Hello dear ones, today’s Joy Prescription is inspired by two of the great teachers in my life. I recently spent a beautiful day with my dear friend and fellow integrative physician, Melinda Toney, M.D. As we walked in the forest along a lovely lake, we talked about the challenges our patients faced, particularly women in middle age as we often suffer in silence and isolation – juggling career and family, caring for aging parents, adjusting to the empty nest as our children leave for college, coping with intense peri-menopausal transitions, financial and relationship struggles. As women and caretakers we tend to put the needs of others before our own, and can end up feeling frazzled and depleted, especially when we aren’t surrounded by a community of trusted confidants.
Melinda and I shared our own personal strategies for staying balanced and setting boundaries in our professional lives. Then, in a teachable moment Melinda asked me, “how will you know if you’re getting over-committed?” What a great question! It’s so important that we look for and listen to the little cues that our body gives us before catastrophe strikes.
Upon reflecting on Melinda’s question, I was reminded of the words of another great teacher in my life, my pastor in Georgia, Dr. Fred Lodge, who taught me how to do a HEART check. Whenever my life feels out of balance, I ask myself if I’m feeling:

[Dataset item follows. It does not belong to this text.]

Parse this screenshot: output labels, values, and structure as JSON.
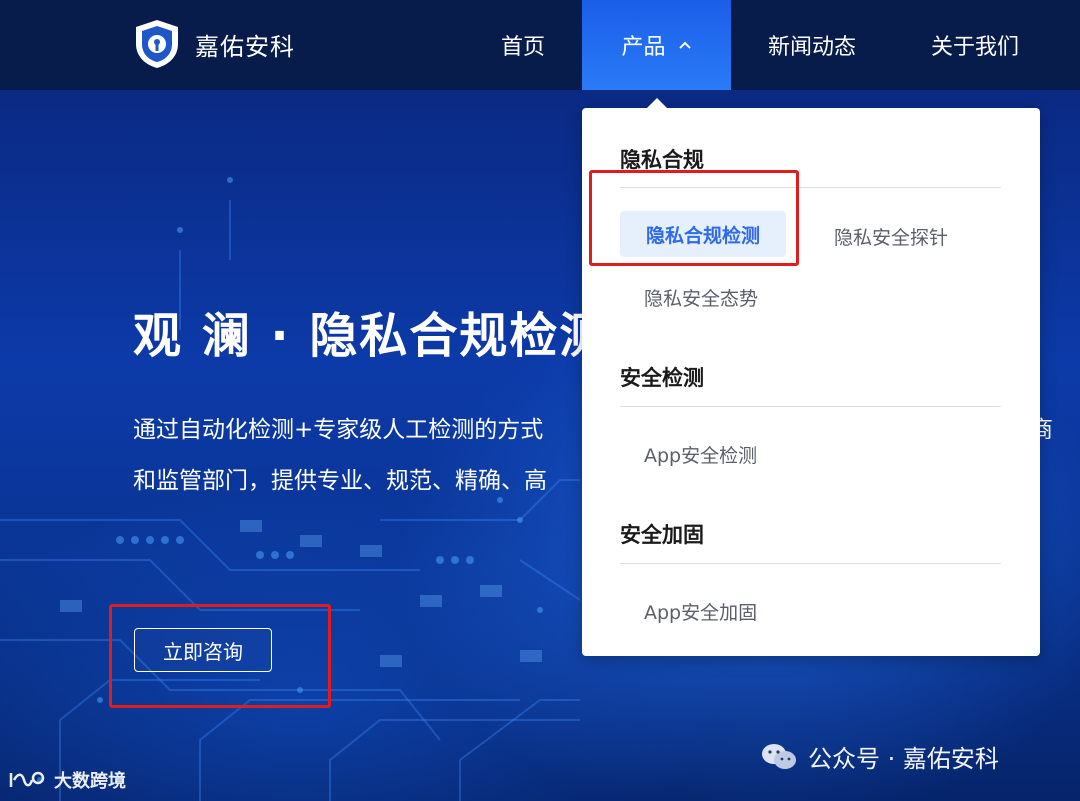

These painful emotions are tell-tale signs that I’m over-committed, neglecting self-care or drifting in my spiritual walk. If these questions are hitting a little too close to home for you today, don’t fear. I’ve been there more times than I care to admit. You may just need a nap, a sandwich, bubble bath or a little alone time to refresh your soul. However, if these signs are your constant companions, I encourage you to do some inner reflection. Are you falling into these common traps?:
- Trying to control the uncontrollable?
- Holding onto unforgiveness, regret or shame about your past?
- Constantly attending to others and neglecting your own self-care?
I’ll leave you with the Serenity Prayer by Reinhold Niebuhr (1892-1971) for healing:
God grant me the serenity
to accept the things I cannot change;
courage to change the things I can;
and wisdom to know the difference.
Living one day at a time;
enjoying one moment at a time;
accepting hardships as the pathway to peace;
taking, as He did, this sinful world
as it is, not as I would have it;
trusting that He will make all things right
if I surrender to His Will;
that I may be reasonably happy in this life
and supremely happy with Him
forever in the next.
I’d love to hear about your HEART check. Feel free to e-mail me at firstname.lastname@example.org. If you want inspiration to take a deeper dive into self-care, check out my blog post entitled “What does your body need to heal?”
Cynthia Libert, M.D.